python gearbox code
I generate the gcode using Prusa's version of slic3r, and use the default 0.1mm detail setting.
I've printed using Prusa PLA and PLA from 3dprintz with no problems.
The base plate is designed to take a 28BYJ_48 stepper motor.
You will also need various lengths of brass tubing in various sizes. This is brass tubing in 1mm increasing sizes and each size is an easy fit in the next size up - it makes really nice bearings for small projects. Get it from a model shop.
2mm brass tube
35mm - second hand shaft - adjust length for required height of second hand
3mm brass tube
2.5mm - inserted into lower plate as bearing for the base of the various hand shafts
20mm - 2 off - auxiliary shafts between base and top plates
22mm - minute hand shaft - leave the second hand protruding about 3mm - adjust to suit
4mm brass tube
14mm - hour hand shaft - leaves the minite hand protrding about 3mm - adjust to suit

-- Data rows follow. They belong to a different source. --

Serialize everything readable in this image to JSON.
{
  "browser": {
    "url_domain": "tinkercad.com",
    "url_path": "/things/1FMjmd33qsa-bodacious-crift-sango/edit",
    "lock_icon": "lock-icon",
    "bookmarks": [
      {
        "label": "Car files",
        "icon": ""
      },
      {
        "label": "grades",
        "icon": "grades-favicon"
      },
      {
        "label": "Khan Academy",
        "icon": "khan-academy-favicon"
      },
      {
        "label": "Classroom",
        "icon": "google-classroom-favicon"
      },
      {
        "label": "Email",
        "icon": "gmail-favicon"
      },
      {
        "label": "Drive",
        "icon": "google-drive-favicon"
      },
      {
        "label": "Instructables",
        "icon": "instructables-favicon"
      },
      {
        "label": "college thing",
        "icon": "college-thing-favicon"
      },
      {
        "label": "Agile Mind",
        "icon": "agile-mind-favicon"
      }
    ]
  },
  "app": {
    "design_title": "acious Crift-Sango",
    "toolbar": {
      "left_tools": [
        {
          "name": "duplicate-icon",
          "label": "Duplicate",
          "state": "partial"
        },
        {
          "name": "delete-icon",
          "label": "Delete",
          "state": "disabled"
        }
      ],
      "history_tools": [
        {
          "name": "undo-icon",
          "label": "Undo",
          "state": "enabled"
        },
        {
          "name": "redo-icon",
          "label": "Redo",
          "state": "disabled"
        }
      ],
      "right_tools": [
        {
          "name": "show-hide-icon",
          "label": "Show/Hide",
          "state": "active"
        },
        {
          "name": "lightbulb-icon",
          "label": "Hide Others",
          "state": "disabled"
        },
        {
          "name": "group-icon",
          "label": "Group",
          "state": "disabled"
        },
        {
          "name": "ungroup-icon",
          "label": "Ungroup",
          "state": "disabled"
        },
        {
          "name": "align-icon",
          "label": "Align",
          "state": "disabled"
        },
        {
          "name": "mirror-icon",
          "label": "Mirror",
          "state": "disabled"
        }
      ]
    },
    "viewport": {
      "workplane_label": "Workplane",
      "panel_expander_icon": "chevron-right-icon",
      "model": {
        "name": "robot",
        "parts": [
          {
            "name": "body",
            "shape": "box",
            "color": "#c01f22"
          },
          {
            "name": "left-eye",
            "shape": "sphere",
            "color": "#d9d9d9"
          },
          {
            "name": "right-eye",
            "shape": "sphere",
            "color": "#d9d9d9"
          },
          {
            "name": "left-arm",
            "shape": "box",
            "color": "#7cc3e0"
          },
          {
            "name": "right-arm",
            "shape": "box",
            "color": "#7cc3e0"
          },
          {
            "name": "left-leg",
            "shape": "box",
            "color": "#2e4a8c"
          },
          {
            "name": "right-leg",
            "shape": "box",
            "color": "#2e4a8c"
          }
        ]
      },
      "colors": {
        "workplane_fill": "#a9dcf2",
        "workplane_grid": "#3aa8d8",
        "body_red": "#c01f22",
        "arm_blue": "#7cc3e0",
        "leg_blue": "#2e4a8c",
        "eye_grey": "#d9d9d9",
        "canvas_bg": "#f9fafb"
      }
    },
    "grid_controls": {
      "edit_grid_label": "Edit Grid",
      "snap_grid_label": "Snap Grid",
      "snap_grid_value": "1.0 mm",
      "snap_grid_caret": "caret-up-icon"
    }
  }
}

These are all short lengths inserted into the various gears to provide a smooth, free running, bearing. Make sure they do not show proud of the gear - slightly to short is fine.
9.4mm - 2 off
5mm brass tube
3mm - this is the bearing in the top plate that the concentric hand shaft emerge through.
Start by inserting all the short stub tubes into the relevant gears, and the longer shafts into the gears that drive the hands. The shaft for the second hand protrudes slightly below the gear to fir into the bearing tube in the base plate.
The photo below shows (from left to right) the second, minute and hour gears with their shafts.
Use a drop of glue to fix any shaft that is not a tight fit.
Then assemble the base plate...
the shafts and gears that drive the hands
base plate with motor, bearing for hand shafts, and the 2 additional axis shafts
After placing the two shafts and the short bearing for the hand shafts into the base plate, add the intermediate gear for the second hand (1 hole), and push the driver gear onto the motor shaft (2 holes). The driver gear should be a snug fit on the motor shaft. Then the long 3mm shaft can be inserted into the smallest gear, with a short length protruding out of the base. Drop this into the short bearing.
now with the motor shaft gear, and the gears used to drive the second hand
Now add the remaining gears. Note the number of holes relates to the gear order (apart from the final hour hand gear which only has 4 holes, but only 1 set of teeth)
all gears in place - ready for the top plate and hands to be added
Finally push the short bearing tube into the top plate then add the top plate to the assembly and then push the hands (hour, minute, second) onto the shafts. The hour hand has the largest hole, followed by the minute and second hand.
The complete assembly.